(Data records for software interfaces)
◆ ◆ ◆ ◆ ◆

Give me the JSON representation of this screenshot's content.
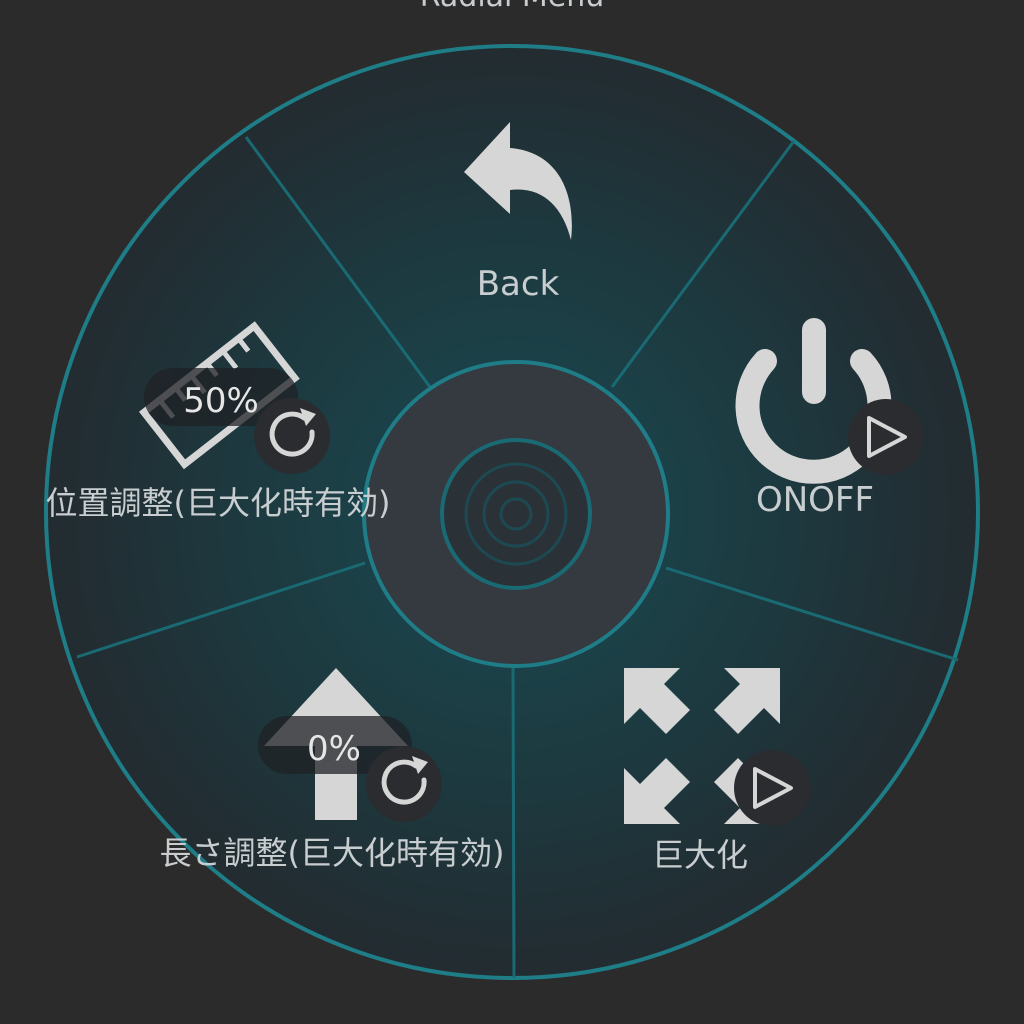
{
  "menu": {
    "title": "Radial Menu",
    "colors": {
      "background": "#2b2b2b",
      "ring": "#1e7d87",
      "sector_fill": "#1d3137",
      "hub": "#353a40",
      "icon": "#d6d6d6",
      "label": "#c8cdd0"
    },
    "items": [
      {
        "id": "back",
        "label": "Back",
        "icon": "back-arrow-icon"
      },
      {
        "id": "onoff",
        "label": "ONOFF",
        "icon": "power-icon",
        "action_icon": "play-icon"
      },
      {
        "id": "enlarge",
        "label": "巨大化",
        "icon": "expand-arrows-icon",
        "action_icon": "play-icon"
      },
      {
        "id": "length",
        "label": "長さ調整(巨大化時有効)",
        "icon": "up-arrow-icon",
        "value": "0%",
        "action_icon": "reset-icon"
      },
      {
        "id": "position",
        "label": "位置調整(巨大化時有効)",
        "icon": "ruler-icon",
        "value": "50%",
        "action_icon": "reset-icon"
      }
    ]
  }
}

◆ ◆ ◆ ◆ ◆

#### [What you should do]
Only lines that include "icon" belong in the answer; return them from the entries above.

#### [Exercise solution]
      "icon": "#d6d6d6",
        "icon": "back-arrow-icon"
        "icon": "power-icon",
        "action_icon": "play-icon"
        "icon": "expand-arrows-icon",
        "action_icon": "play-icon"
        "icon": "up-arrow-icon",
        "action_icon": "reset-icon"
        "icon": "ruler-icon",
        "action_icon": "reset-icon"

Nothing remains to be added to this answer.